Pins 4 and 8 (Reset and Vcc) are connected to 5V Supply. Pin 1 (GND) is connected to ground. Pins 2 and 6 (Trigger and Threshold) are shorted.
A 10KΩ Potentiometer is connected between the power supply and Pin 7 (Discharge). The wiper terminal of the potentiometer is connected to Pin 7.
Similarly, another 10KΩ Potentiometer is connected between pins 7 and 6. This time, the wiper of the potentiometer is connected to Pin 6.
A 100nF capacitor is connected between pin 6 and ground. By selecting this resistor, the frequency of the output signal, which can be taken from Pin 3 (Output), will be in the range of 480 Hz to 48 KHz.
Optionally, a 1 µF capacitor can be connected, using which the frequency of the generated signal will be in the range of 50 Hz to 4.8 KHz.
Note: The power supply to the signal generator circuit should be only 5V. This is because, the voltage of the generated pulse will be same as that of the input voltage and the Arduino UNO board (or ATmega 328p microcontroller to be precise) can tolerate a maximum of 5.5V at its input pins.
Working Principle of the Project
The aim of the project is to design a simple digital frequency counter circuit using Arduino UNO and 555 Timer IC. The working of the project is very simple and is explained here.
As mentioned earlier, the 555 Timer IC is configured to operate in Astable mode. Hence, the output of the 555 Timer IC (or rather the signal generator circuit) is a pulse with variable frequency (varied using potentiometer). This pulse is given as input signal to the Arduino UNO at one of its digital I/O pins.
In the Arduino, we make use of a function called “pulseIn ();” The function pulseIn can be used to read either LOW or HIGH pulse on a digital I/O pin and returns the length of the pulse in microseconds.
For example, if the pulseIn function is used to read a HIGH pulse on a pin, it waits for the pin to go HIGH. Once the pin goes HIGH, it starts the timer and runs until the pin goes LOW. The duration (in microseconds) of this HIGH pulse is then returned.

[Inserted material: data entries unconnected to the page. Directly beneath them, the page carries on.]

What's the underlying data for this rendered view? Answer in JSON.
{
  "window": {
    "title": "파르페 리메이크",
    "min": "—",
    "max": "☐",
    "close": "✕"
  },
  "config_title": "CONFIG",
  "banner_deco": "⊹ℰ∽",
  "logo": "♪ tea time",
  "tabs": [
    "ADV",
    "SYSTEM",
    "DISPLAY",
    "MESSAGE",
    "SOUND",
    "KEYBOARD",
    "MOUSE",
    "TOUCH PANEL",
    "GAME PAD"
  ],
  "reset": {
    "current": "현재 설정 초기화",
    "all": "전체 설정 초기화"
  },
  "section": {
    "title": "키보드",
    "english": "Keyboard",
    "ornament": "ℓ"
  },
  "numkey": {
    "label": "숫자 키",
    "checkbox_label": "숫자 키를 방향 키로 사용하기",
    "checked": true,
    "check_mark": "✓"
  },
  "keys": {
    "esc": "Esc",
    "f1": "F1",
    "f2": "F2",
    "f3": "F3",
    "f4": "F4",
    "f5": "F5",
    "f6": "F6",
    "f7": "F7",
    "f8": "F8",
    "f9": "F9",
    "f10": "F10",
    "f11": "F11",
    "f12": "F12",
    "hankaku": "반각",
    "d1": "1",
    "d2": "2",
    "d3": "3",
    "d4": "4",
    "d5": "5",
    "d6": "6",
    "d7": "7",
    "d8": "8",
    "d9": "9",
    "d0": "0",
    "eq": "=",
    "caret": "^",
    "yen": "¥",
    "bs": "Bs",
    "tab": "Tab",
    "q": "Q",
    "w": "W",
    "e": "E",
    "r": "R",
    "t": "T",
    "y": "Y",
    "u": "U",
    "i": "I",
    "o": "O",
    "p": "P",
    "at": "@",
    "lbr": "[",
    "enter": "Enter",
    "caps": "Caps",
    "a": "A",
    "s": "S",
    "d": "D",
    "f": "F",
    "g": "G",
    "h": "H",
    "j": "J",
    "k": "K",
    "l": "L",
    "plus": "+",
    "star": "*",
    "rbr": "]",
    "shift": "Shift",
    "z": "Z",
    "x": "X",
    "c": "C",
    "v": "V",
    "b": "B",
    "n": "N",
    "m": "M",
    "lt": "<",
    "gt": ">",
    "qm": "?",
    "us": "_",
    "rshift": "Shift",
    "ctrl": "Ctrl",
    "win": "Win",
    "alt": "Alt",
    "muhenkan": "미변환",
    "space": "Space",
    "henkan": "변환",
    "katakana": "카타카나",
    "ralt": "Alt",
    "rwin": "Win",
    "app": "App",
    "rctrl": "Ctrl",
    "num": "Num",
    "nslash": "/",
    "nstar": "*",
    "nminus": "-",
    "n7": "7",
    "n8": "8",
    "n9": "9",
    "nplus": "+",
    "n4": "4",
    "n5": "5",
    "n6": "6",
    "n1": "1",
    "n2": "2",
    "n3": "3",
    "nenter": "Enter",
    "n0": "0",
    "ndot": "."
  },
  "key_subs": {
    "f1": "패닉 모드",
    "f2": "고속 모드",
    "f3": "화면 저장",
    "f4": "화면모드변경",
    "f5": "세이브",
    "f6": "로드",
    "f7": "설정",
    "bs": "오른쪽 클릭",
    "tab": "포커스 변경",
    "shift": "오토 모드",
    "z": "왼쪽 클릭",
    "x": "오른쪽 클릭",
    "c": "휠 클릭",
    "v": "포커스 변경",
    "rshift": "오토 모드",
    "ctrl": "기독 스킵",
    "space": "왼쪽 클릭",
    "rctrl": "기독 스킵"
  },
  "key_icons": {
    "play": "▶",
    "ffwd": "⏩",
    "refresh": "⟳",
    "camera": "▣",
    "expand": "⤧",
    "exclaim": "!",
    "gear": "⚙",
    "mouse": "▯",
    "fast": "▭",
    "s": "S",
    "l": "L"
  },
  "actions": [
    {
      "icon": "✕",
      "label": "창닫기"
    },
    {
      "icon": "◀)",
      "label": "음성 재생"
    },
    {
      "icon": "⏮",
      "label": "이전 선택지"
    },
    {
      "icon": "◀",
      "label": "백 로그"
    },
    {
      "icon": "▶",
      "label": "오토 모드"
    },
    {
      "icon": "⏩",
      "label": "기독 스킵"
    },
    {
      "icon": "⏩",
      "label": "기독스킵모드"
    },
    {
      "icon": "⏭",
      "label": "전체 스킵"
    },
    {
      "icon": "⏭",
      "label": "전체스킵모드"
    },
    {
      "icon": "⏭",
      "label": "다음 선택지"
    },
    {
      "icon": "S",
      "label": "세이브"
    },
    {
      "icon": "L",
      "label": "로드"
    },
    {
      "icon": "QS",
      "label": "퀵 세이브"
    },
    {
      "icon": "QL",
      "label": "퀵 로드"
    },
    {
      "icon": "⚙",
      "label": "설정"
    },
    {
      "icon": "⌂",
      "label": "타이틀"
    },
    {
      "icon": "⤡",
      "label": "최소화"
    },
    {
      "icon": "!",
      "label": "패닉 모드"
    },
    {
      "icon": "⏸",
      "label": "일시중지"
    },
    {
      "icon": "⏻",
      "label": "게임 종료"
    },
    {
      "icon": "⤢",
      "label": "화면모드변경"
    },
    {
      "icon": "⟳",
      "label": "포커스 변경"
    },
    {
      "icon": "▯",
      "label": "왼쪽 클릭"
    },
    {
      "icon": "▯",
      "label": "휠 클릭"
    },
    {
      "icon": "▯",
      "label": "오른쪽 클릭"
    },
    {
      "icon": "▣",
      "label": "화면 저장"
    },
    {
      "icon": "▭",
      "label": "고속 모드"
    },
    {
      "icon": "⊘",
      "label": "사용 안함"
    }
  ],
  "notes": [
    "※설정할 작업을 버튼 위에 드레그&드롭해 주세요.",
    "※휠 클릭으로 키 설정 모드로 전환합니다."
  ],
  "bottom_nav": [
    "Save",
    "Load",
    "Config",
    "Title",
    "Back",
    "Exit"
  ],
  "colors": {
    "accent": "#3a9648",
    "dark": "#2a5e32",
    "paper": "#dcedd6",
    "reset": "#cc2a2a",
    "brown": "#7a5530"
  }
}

In our project, we are calculating the duration of the HIGH pulse and LOW pulse and by adding them together, we get the period of the input signal. Inverse of this value gives the frequency of the signal which is displayed on the LCD.
- As mentioned earlier, the range of frequency of the signal generated by the 555 Tier can be changed by changing the value of the capacitor.
- Arduino can only detect incoming pulses i.e. the incoming signal can be either square or rectangular. Not all test signals can be in the form of pulses. Hence, we can use a Schmitt Trigger to convert the any incoming to a pulse.
- Also note that the output of the Schmitt Trigger IC (74LS14) is an inverted signal of the input signal.
- A simple frequency counter, using simple components is designed that can be used to measure the frequency of a pulse without the need of an oscilloscope.
- Multiple ranges of frequencies can be measured by selecting suitable components.
- Frequencies of all types of test signals can be calculated by adding a Schmitt Trigger between the generated signal and Arduino.